1. What’s one thing that’s working for you as an introvert?
Describe something that’s working for you as an introvert: a daily practice, lifestyle/career choice, personal boundary, etc. Why is it working for you? What problem did it solve? Were you met with opposition from others when you made this choice — and how did you deal with it? Here’s an example of this prompt: Why Living Apart Together Works for Me as an Introvert.
2. Explain an introvert quirk.
Why are introverts quiet when meeting new people? Why do they retreat to their bedrooms alone after a busy day? Why do they hate it when dinner with one friend unexpectedly turns into a big group outing? Write an article explaining why introverts do the (sometimes confusing) things they do. Your goal should be to help the friends, family, significant others, coworkers, or general public understand introverts better. Here’s an example: For Introverts, Why Are Our Bedrooms Our Havens?
3. Give advice to solve a common introvert problem.
Write about a problem that many introverts face. What is it like to experience this problem? Have you personally struggled with it? Why is this problem unique to introverts (or at least more frequently experienced by them)? How can introverts solve or overcome this problem? We especially love when these posts are written by therapists, psychologists, researchers, or other experts. But, if you’re not an “expert,” that’s okay, too — speak from your experiences about what worked for you. Here’s an example of this prompt.
4. State your opinion, then back it up.
Make an opinion statement about introverts, for example, Introverts Don’t Hate People, They Hate Shallow Socializing. Then, back up your opinion with examples from your own life, examples from a famous person’s life, a study, a book, or an expert like an author, psychologist, or researcher. Here’s another example: Quiet Students Are Just as Capable as Loud Ones.
5. What’s something people misunderstand about you as an introvert?
Many introverts feel out of place in a world made for extroverts. Write a compassionate vindication explaining and defending an aspect of introverted behavior (for example, the introvert’s tendency to overthink or skip parties).
What is the misunderstanding, and how has it negatively affected your life? What do you wish others understood about this part of your personality? How have you learned to embrace this characteristic — and can it actually be a strength? See examples here, here, and here.
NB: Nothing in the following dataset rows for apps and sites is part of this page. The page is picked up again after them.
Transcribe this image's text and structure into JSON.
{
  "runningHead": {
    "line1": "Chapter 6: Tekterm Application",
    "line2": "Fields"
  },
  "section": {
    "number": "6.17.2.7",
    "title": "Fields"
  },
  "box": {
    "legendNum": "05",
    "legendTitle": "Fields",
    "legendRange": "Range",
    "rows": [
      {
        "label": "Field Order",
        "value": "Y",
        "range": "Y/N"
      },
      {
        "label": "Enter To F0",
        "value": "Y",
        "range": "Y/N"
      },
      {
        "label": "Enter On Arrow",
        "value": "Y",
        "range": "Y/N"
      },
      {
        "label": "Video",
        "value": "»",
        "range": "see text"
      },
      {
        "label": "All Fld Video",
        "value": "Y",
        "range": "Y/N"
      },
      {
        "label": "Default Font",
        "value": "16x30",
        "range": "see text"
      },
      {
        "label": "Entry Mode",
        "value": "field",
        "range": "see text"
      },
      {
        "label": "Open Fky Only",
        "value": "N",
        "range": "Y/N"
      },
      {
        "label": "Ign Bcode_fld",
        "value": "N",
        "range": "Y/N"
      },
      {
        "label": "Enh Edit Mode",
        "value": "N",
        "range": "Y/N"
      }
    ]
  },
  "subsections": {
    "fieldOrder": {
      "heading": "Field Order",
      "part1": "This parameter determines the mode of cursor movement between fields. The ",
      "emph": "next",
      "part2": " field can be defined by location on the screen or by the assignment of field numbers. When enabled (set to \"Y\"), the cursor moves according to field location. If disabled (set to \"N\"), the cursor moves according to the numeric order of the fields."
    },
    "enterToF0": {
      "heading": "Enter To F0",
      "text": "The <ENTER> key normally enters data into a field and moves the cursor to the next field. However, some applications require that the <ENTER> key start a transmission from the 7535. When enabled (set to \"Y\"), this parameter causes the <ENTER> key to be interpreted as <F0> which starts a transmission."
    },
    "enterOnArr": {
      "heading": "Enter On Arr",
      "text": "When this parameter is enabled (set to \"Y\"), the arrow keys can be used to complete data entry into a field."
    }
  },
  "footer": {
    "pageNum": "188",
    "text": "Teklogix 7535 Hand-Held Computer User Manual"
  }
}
6. Suggest a change society needs to make.
Are schools, workplaces, communities, or social expectations doing something that harms introverts? (For example, expecting all students to participate boisterously in class, or the constant expectation for adults to fill their weekend with social plans.) Write about it. Why is this bad for introverts? What could be done instead that’s more introvert-friendly? See examples here and here.
7. Here’s a fun one.
Imagine what each introverted Myers-Briggs personality type would do in a given scenario. For example, what would each introverted type do in the zombie apocalypse? What annoys each type? What would they do on a first date? Your piece could be serious and helpful, like this one, or more lighthearted, like this one.
Here are a few ideas to consider; feel free to tweak or adjust. We also accept posts on other topics not mentioned here.
Just Because I’m Quiet Doesn’t Mean I’m Not a Force to Be Reckoned With
12 Things I Wish People Knew About Me as a Shy Introvert
9 Things That Are Extremely Annoying to Introverts
Confessions of a Socially Anxious Introvert
Be Afraid of the Quiet Ones (They’re the Ones Who Actually Think)
12 Problems Only Shy Introverts Will Understand